The board game adaptation is surprisingly entertaining
The “Dungeons & Dragons” boardgame had a bit of a revival in the mid-2010s as 80s nostalgia was running high. It was featured heavily in the first season of Stranger Things (2016-) and soon many millennials were adopting the fantasy role-playing game. As with most Hollywood attempts to capitalize on a trend, the film adaptation came a couple of years too late, but the wait may have bizarrely been worth it.
Dungeons & Dragons: Honor Among Thieves (2023) is the big budget adaptation of the Hasbro boardgame. In it we find the typical fantasy land filled with orcs, wizards, shapeshifters, and more. We follow a gang of thieves, led by the witty Edgin (Chris Pine) and his muscly best friend Holga (Michelle Rodriguez). They must attempt to rescue Edgin’s daughter (Chloe Coleman), who is being held by friend-turned-traitor: Forge (Hugh Grant), who is flanked by a mysterious sorceress (Daisy Head).
Dungeons & Dragons: Honor Among Thieves is directed by John Francis Daley and Jonathan Goldstein, who initially cut their teeth as comedy writers, before penning the start of the new Spider-Man trilogy with Spider-Man: Homecoming (2017) and directing the hilariously gripping Game Night (2018). Their wit and self-deprecation are one of the greatest tools they bring to Dungeons & Dragons: Honor Among Thieves. It would be hard to create a straight-faced fantasy picture trying to compete with the likes of Lord of the Rings andGame of Thrones (2011-2019). Thus, Francis Daley and Goldstein choose to approach their subject tongue-in-cheek.
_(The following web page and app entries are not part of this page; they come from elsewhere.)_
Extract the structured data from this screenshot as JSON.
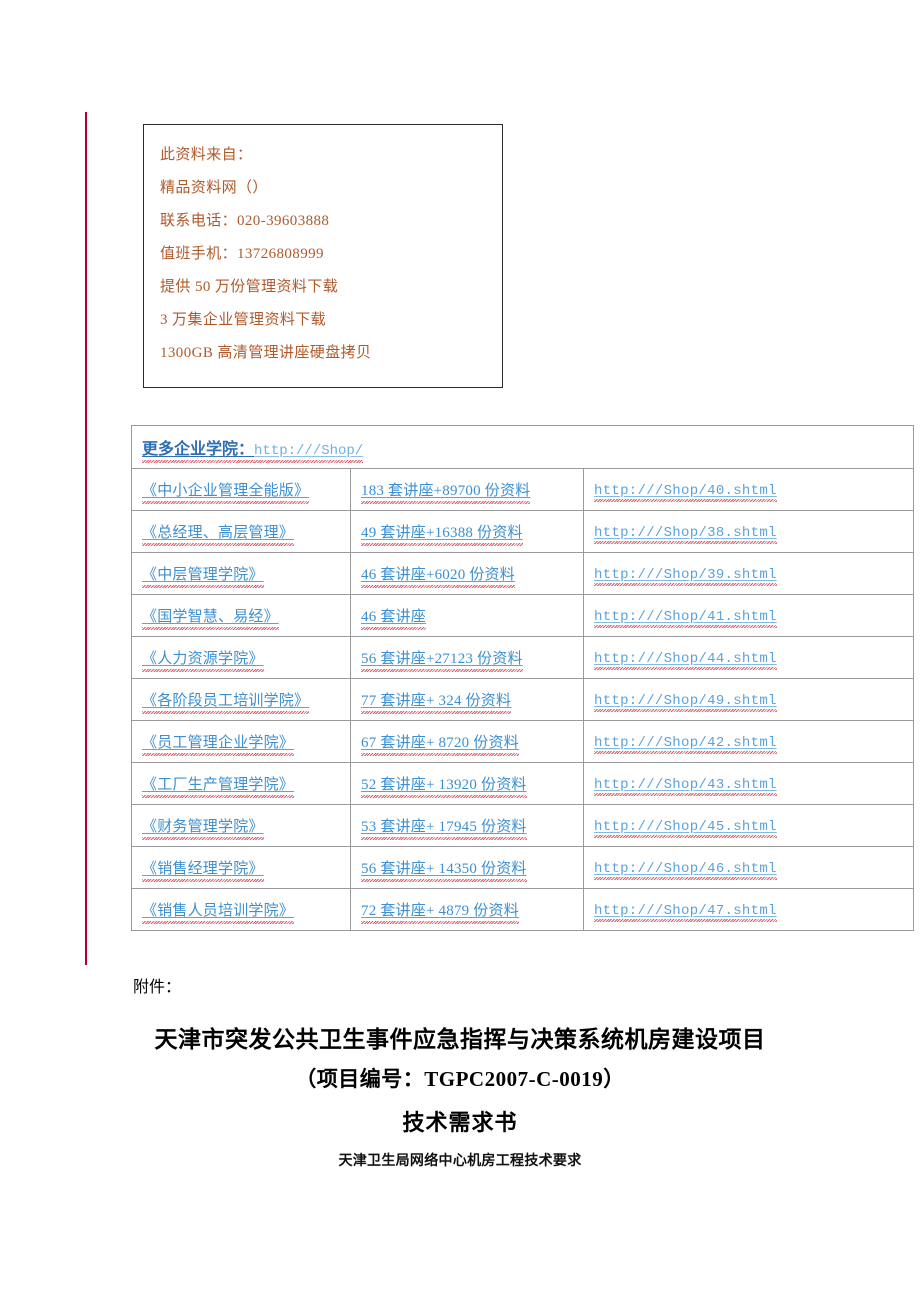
{
  "info_box": {
    "lines": [
      "此资料来自：",
      "精品资料网（）",
      "联系电话：020-39603888",
      "值班手机：13726808999",
      "提供 50 万份管理资料下载",
      "3 万集企业管理资料下载",
      "1300GB 高清管理讲座硬盘拷贝"
    ],
    "text_color": "#b05a2b"
  },
  "link_table": {
    "header": {
      "label": "更多企业学院：",
      "url": "http:///Shop/"
    },
    "rows": [
      {
        "name": "《中小企业管理全能版》",
        "count": "183 套讲座+89700 份资料",
        "url": "http:///Shop/40.shtml"
      },
      {
        "name": "《总经理、高层管理》",
        "count": "49 套讲座+16388 份资料",
        "url": "http:///Shop/38.shtml"
      },
      {
        "name": "《中层管理学院》",
        "count": "46 套讲座+6020 份资料",
        "url": "http:///Shop/39.shtml"
      },
      {
        "name": "《国学智慧、易经》",
        "count": "46 套讲座",
        "url": "http:///Shop/41.shtml"
      },
      {
        "name": "《人力资源学院》",
        "count": "56 套讲座+27123 份资料",
        "url": "http:///Shop/44.shtml"
      },
      {
        "name": "《各阶段员工培训学院》",
        "count": "77 套讲座+ 324 份资料",
        "url": "http:///Shop/49.shtml"
      },
      {
        "name": "《员工管理企业学院》",
        "count": "67 套讲座+ 8720 份资料",
        "url": "http:///Shop/42.shtml"
      },
      {
        "name": "《工厂生产管理学院》",
        "count": "52 套讲座+ 13920 份资料",
        "url": "http:///Shop/43.shtml"
      },
      {
        "name": "《财务管理学院》",
        "count": "53 套讲座+ 17945 份资料",
        "url": "http:///Shop/45.shtml"
      },
      {
        "name": "《销售经理学院》",
        "count": "56 套讲座+ 14350 份资料",
        "url": "http:///Shop/46.shtml"
      },
      {
        "name": "《销售人员培训学院》",
        "count": "72 套讲座+ 4879 份资料",
        "url": "http:///Shop/47.shtml"
      }
    ],
    "link_color": "#3d8fd1",
    "spellcheck_underline_color": "#d93b4e"
  },
  "document": {
    "attachment_label": "附件：",
    "title": "天津市突发公共卫生事件应急指挥与决策系统机房建设项目",
    "project_code": "（项目编号：TGPC2007-C-0019）",
    "subtitle": "技术需求书",
    "caption": "天津卫生局网络中心机房工程技术要求"
  }
}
This allows for a rather effective use of blockbuster comedy; funnier characters are played off self-serious ones so that the genre satire flourishes with convincing effect.
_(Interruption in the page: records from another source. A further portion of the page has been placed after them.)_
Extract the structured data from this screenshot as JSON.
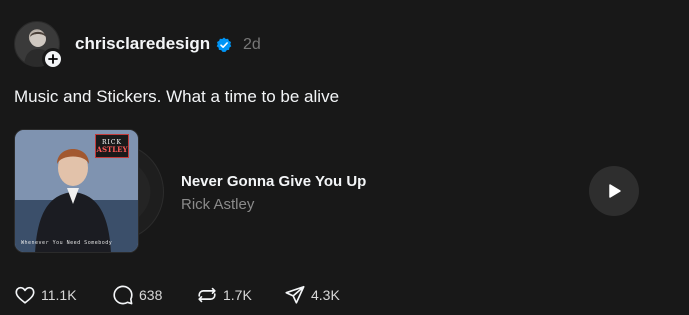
{
  "post": {
    "username": "chrisclaredesign",
    "timestamp": "2d",
    "caption": "Music and Stickers. What a time to be alive"
  },
  "music": {
    "title": "Never Gonna Give You Up",
    "artist": "Rick Astley",
    "album_logo_top": "RICK",
    "album_logo_bottom": "ASTLEY",
    "album_subtitle": "Whenever You Need Somebody"
  },
  "actions": {
    "likes": "11.1K",
    "comments": "638",
    "reposts": "1.7K",
    "shares": "4.3K"
  },
  "colors": {
    "background": "#181818",
    "verified": "#0095f6",
    "secondary_text": "#777777"
  }
}
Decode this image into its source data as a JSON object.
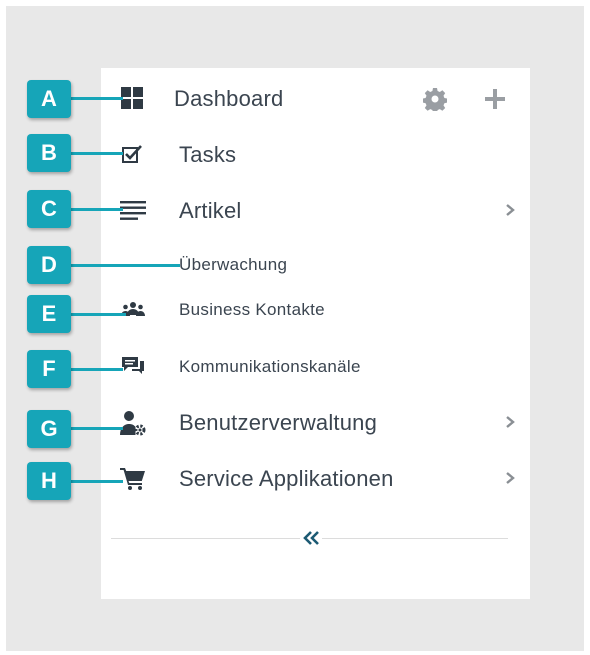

Dungeons & Dragons: Honor Among Thieves provides more than just self-aware comedy, however; it also crafts entertaining action and adventure. The uses of magic and “rules” of the fantasy world are inventive and creative, delivering refreshing takes of the genre. The action scenes, while utilizing some tired shaky-cam, are rather impressive in their long takes and particularly in Michelle Rodriguez’s stunt work. Goldstein and Francis Daley also achieve a greater level of immersion and dedication to their source material by choosing to forgo most CGI effects for a surprising amount of practical work. One appreciates they are shooting in real locations as opposed to sets, and that makeup and prosthetics are employed instead of unrealistic computer effects.
Dungeons & Dragons: Honor Among Thieves, however, doesn’t avoid the potholes that many fantasy adaptations fall into. We still have an inordinate amount of lore and exposition dumped in droves – though with Chris Pine’s charm and some inventive structuring it’s made somewhat palatable. There are predictable blockbuster beats and narrative trajectories, which seasoned viewers will see coming from a mile away. The villain is also one of the weakest elements, making the stakes and threat posed in the story appear cookie-cutter and generic.
Overall, however, Dungeons & Dragons: Honor Among Thieves is more captivating and entertaining than it had any right to be. It goes to show that, despite what might appear as an obvious studio cash-grab, one mustn’t judge a film before watching it. Thanks to pointed humor, refreshing perspective, and gripping action, Dungeons & Dragons: Honor Among Thieves proves to be one of the more entertaining films of the year so far.